***** Exercise material *****

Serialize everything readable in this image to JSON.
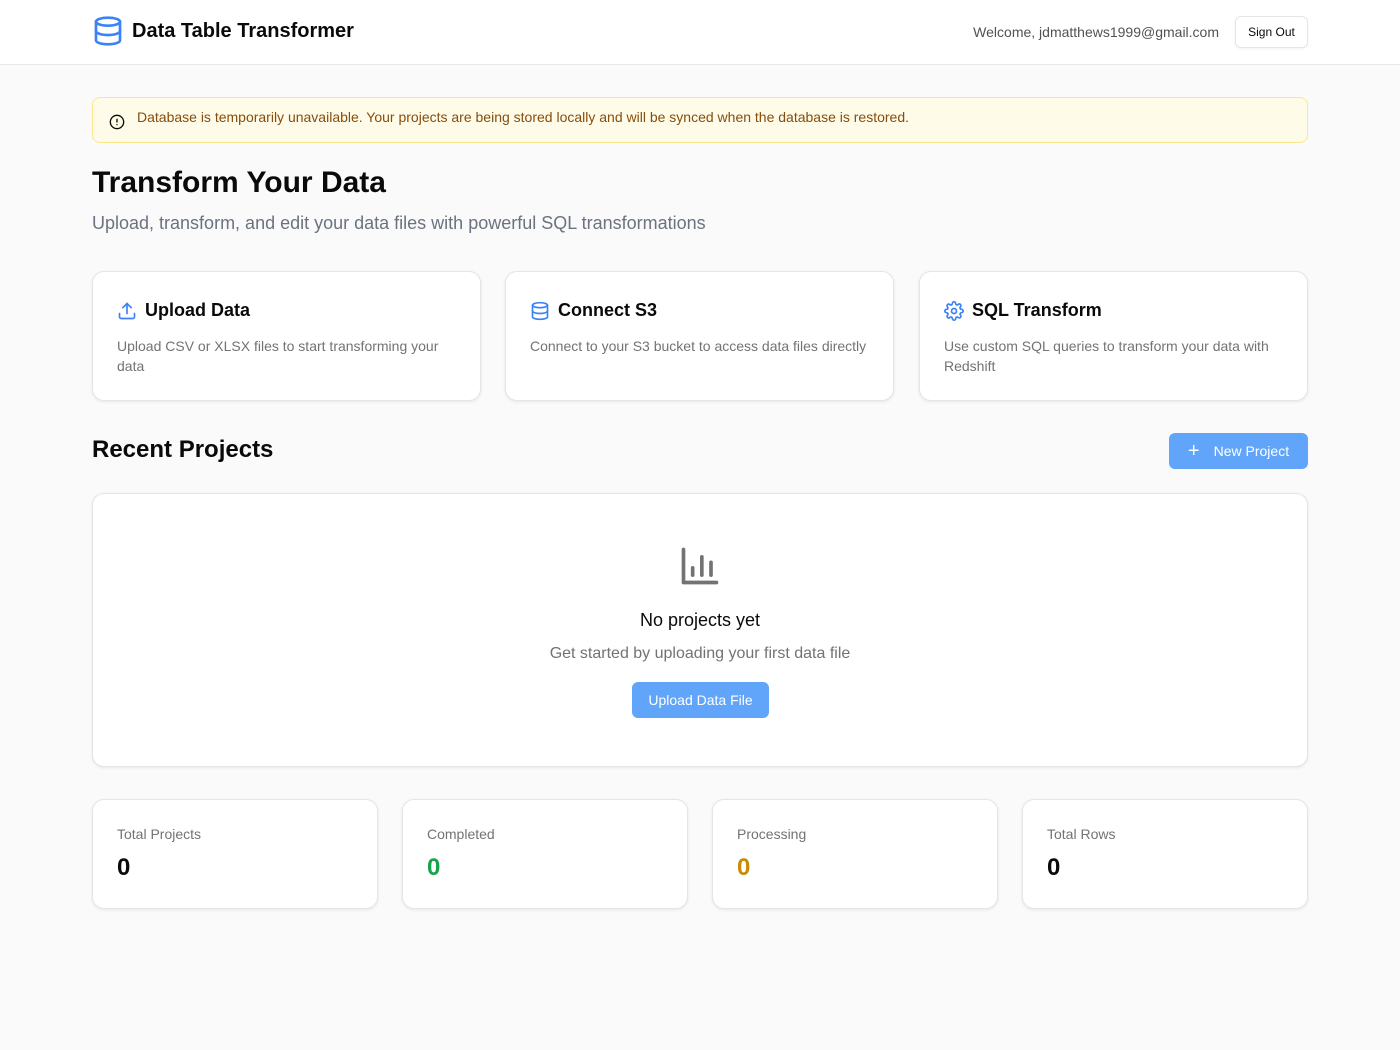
{
  "header": {
    "title": "Data Table Transformer",
    "welcome": "Welcome, jdmatthews1999@gmail.com",
    "sign_out": "Sign Out"
  },
  "alert": {
    "message": "Database is temporarily unavailable. Your projects are being stored locally and will be synced when the database is restored.",
    "icon": "alert-circle-icon"
  },
  "hero": {
    "title": "Transform Your Data",
    "subtitle": "Upload, transform, and edit your data files with powerful SQL transformations"
  },
  "features": [
    {
      "icon": "upload-icon",
      "title": "Upload Data",
      "description": "Upload CSV or XLSX files to start transforming your data"
    },
    {
      "icon": "database-icon",
      "title": "Connect S3",
      "description": "Connect to your S3 bucket to access data files directly"
    },
    {
      "icon": "gear-icon",
      "title": "SQL Transform",
      "description": "Use custom SQL queries to transform your data with Redshift"
    }
  ],
  "recent": {
    "title": "Recent Projects",
    "new_button": "New Project",
    "empty_title": "No projects yet",
    "empty_subtitle": "Get started by uploading your first data file",
    "upload_button": "Upload Data File"
  },
  "stats": [
    {
      "label": "Total Projects",
      "value": "0",
      "color": "#0a0a0a"
    },
    {
      "label": "Completed",
      "value": "0",
      "color": "#16a34a"
    },
    {
      "label": "Processing",
      "value": "0",
      "color": "#ca8a04"
    },
    {
      "label": "Total Rows",
      "value": "0",
      "color": "#0a0a0a"
    }
  ],
  "colors": {
    "accent": "#60a5fa",
    "alert_bg": "#fefce8",
    "alert_text": "#854d0e"
  }
}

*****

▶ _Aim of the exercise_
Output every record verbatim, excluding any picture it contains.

▶ _Task result_
Serialize everything readable in this image to JSON.
{
  "header": {
    "title": "Data Table Transformer",
    "welcome": "Welcome, jdmatthews1999@gmail.com",
    "sign_out": "Sign Out"
  },
  "alert": {
    "message": "Database is temporarily unavailable. Your projects are being stored locally and will be synced when the database is restored.",
    "icon": "alert-circle-icon"
  },
  "hero": {
    "title": "Transform Your Data",
    "subtitle": "Upload, transform, and edit your data files with powerful SQL transformations"
  },
  "features": [
    {
      "icon": "upload-icon",
      "title": "Upload Data",
      "description": "Upload CSV or XLSX files to start transforming your data"
    },
    {
      "icon": "database-icon",
      "title": "Connect S3",
      "description": "Connect to your S3 bucket to access data files directly"
    },
    {
      "icon": "gear-icon",
      "title": "SQL Transform",
      "description": "Use custom SQL queries to transform your data with Redshift"
    }
  ],
  "recent": {
    "title": "Recent Projects",
    "new_button": "New Project",
    "empty_title": "No projects yet",
    "empty_subtitle": "Get started by uploading your first data file",
    "upload_button": "Upload Data File"
  },
  "stats": [
    {
      "label": "Total Projects",
      "value": "0",
      "color": "#0a0a0a"
    },
    {
      "label": "Completed",
      "value": "0",
      "color": "#16a34a"
    },
    {
      "label": "Processing",
      "value": "0",
      "color": "#ca8a04"
    },
    {
      "label": "Total Rows",
      "value": "0",
      "color": "#0a0a0a"
    }
  ],
  "colors": {
    "accent": "#60a5fa",
    "alert_bg": "#fefce8",
    "alert_text": "#854d0e"
  }
}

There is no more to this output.